▸ WHAT THE TASK REQUIRES
Take the listing below and reproduce it in full. Change nothing.

▸ DATA UNDER STUDY
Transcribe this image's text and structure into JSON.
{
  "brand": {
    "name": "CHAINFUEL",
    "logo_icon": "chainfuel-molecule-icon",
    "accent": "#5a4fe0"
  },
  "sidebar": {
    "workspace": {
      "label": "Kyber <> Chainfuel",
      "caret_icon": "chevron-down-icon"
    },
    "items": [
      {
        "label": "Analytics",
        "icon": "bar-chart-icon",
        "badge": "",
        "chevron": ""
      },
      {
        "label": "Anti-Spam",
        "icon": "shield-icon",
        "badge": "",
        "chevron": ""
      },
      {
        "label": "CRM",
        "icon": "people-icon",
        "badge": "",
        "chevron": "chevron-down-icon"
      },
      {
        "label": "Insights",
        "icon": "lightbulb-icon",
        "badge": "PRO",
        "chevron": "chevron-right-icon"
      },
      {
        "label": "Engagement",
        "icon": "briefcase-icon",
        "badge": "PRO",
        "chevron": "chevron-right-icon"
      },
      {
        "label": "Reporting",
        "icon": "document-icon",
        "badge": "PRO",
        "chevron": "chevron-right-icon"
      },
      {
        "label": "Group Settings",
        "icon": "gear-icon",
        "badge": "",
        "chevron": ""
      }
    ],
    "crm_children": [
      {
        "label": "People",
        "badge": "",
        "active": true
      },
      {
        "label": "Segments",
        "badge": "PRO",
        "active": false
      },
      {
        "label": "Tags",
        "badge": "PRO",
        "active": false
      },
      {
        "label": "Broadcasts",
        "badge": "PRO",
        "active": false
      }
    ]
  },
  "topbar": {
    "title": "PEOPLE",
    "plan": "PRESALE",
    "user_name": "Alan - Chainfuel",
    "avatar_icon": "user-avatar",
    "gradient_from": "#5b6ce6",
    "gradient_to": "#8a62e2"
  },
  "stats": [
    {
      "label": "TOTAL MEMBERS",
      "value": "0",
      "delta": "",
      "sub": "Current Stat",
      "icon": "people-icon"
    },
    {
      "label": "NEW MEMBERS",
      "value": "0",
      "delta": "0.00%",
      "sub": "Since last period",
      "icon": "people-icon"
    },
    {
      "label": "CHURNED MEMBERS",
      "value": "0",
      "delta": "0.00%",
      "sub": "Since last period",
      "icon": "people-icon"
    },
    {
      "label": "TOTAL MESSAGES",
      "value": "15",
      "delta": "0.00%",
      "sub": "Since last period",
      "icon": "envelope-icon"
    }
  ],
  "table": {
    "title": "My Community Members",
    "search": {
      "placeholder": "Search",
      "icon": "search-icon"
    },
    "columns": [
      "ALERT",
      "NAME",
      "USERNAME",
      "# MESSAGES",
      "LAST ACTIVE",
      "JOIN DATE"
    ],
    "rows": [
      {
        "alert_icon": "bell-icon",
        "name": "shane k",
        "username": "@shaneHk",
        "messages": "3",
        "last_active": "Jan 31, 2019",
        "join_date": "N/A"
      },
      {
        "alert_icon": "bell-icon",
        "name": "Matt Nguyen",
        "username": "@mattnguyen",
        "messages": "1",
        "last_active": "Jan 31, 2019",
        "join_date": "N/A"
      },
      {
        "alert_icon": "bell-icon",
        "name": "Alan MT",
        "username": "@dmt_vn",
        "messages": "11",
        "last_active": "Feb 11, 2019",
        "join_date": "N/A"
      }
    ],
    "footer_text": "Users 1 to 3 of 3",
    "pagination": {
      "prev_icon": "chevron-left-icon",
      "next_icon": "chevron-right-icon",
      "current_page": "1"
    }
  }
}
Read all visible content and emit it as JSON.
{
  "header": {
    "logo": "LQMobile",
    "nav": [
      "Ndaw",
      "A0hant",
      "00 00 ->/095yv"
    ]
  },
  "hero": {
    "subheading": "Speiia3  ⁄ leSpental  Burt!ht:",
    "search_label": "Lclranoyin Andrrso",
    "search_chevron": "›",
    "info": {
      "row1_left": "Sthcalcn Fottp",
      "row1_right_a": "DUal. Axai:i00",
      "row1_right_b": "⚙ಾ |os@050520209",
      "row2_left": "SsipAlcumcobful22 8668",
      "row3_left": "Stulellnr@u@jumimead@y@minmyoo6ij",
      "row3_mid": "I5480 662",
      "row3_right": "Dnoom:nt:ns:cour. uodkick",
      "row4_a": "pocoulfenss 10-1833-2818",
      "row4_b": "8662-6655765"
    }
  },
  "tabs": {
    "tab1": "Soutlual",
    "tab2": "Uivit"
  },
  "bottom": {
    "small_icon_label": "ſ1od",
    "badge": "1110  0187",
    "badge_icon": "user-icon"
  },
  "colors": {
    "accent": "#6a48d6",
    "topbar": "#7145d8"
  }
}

▸ PROBLEM SOLUTION
Transcribe this image's text and structure into JSON.
{
  "brand": {
    "name": "CHAINFUEL",
    "logo_icon": "chainfuel-molecule-icon",
    "accent": "#5a4fe0"
  },
  "sidebar": {
    "workspace": {
      "label": "Kyber <> Chainfuel",
      "caret_icon": "chevron-down-icon"
    },
    "items": [
      {
        "label": "Analytics",
        "icon": "bar-chart-icon",
        "badge": "",
        "chevron": ""
      },
      {
        "label": "Anti-Spam",
        "icon": "shield-icon",
        "badge": "",
        "chevron": ""
      },
      {
        "label": "CRM",
        "icon": "people-icon",
        "badge": "",
        "chevron": "chevron-down-icon"
      },
      {
        "label": "Insights",
        "icon": "lightbulb-icon",
        "badge": "PRO",
        "chevron": "chevron-right-icon"
      },
      {
        "label": "Engagement",
        "icon": "briefcase-icon",
        "badge": "PRO",
        "chevron": "chevron-right-icon"
      },
      {
        "label": "Reporting",
        "icon": "document-icon",
        "badge": "PRO",
        "chevron": "chevron-right-icon"
      },
      {
        "label": "Group Settings",
        "icon": "gear-icon",
        "badge": "",
        "chevron": ""
      }
    ],
    "crm_children": [
      {
        "label": "People",
        "badge": "",
        "active": true
      },
      {
        "label": "Segments",
        "badge": "PRO",
        "active": false
      },
      {
        "label": "Tags",
        "badge": "PRO",
        "active": false
      },
      {
        "label": "Broadcasts",
        "badge": "PRO",
        "active": false
      }
    ]
  },
  "topbar": {
    "title": "PEOPLE",
    "plan": "PRESALE",
    "user_name": "Alan - Chainfuel",
    "avatar_icon": "user-avatar",
    "gradient_from": "#5b6ce6",
    "gradient_to": "#8a62e2"
  },
  "stats": [
    {
      "label": "TOTAL MEMBERS",
      "value": "0",
      "delta": "",
      "sub": "Current Stat",
      "icon": "people-icon"
    },
    {
      "label": "NEW MEMBERS",
      "value": "0",
      "delta": "0.00%",
      "sub": "Since last period",
      "icon": "people-icon"
    },
    {
      "label": "CHURNED MEMBERS",
      "value": "0",
      "delta": "0.00%",
      "sub": "Since last period",
      "icon": "people-icon"
    },
    {
      "label": "TOTAL MESSAGES",
      "value": "15",
      "delta": "0.00%",
      "sub": "Since last period",
      "icon": "envelope-icon"
    }
  ],
  "table": {
    "title": "My Community Members",
    "search": {
      "placeholder": "Search",
      "icon": "search-icon"
    },
    "columns": [
      "ALERT",
      "NAME",
      "USERNAME",
      "# MESSAGES",
      "LAST ACTIVE",
      "JOIN DATE"
    ],
    "rows": [
      {
        "alert_icon": "bell-icon",
        "name": "shane k",
        "username": "@shaneHk",
        "messages": "3",
        "last_active": "Jan 31, 2019",
        "join_date": "N/A"
      },
      {
        "alert_icon": "bell-icon",
        "name": "Matt Nguyen",
        "username": "@mattnguyen",
        "messages": "1",
        "last_active": "Jan 31, 2019",
        "join_date": "N/A"
      },
      {
        "alert_icon": "bell-icon",
        "name": "Alan MT",
        "username": "@dmt_vn",
        "messages": "11",
        "last_active": "Feb 11, 2019",
        "join_date": "N/A"
      }
    ],
    "footer_text": "Users 1 to 3 of 3",
    "pagination": {
      "prev_icon": "chevron-left-icon",
      "next_icon": "chevron-right-icon",
      "current_page": "1"
    }
  }
}
Read all visible content and emit it as JSON.
{
  "header": {
    "logo": "LQMobile",
    "nav": [
      "Ndaw",
      "A0hant",
      "00 00 ->/095yv"
    ]
  },
  "hero": {
    "subheading": "Speiia3  ⁄ leSpental  Burt!ht:",
    "search_label": "Lclranoyin Andrrso",
    "search_chevron": "›",
    "info": {
      "row1_left": "Sthcalcn Fottp",
      "row1_right_a": "DUal. Axai:i00",
      "row1_right_b": "⚙ಾ |os@050520209",
      "row2_left": "SsipAlcumcobful22 8668",
      "row3_left": "Stulellnr@u@jumimead@y@minmyoo6ij",
      "row3_mid": "I5480 662",
      "row3_right": "Dnoom:nt:ns:cour. uodkick",
      "row4_a": "pocoulfenss 10-1833-2818",
      "row4_b": "8662-6655765"
    }
  },
  "tabs": {
    "tab1": "Soutlual",
    "tab2": "Uivit"
  },
  "bottom": {
    "small_icon_label": "ſ1od",
    "badge": "1110  0187",
    "badge_icon": "user-icon"
  },
  "colors": {
    "accent": "#6a48d6",
    "topbar": "#7145d8"
  }
}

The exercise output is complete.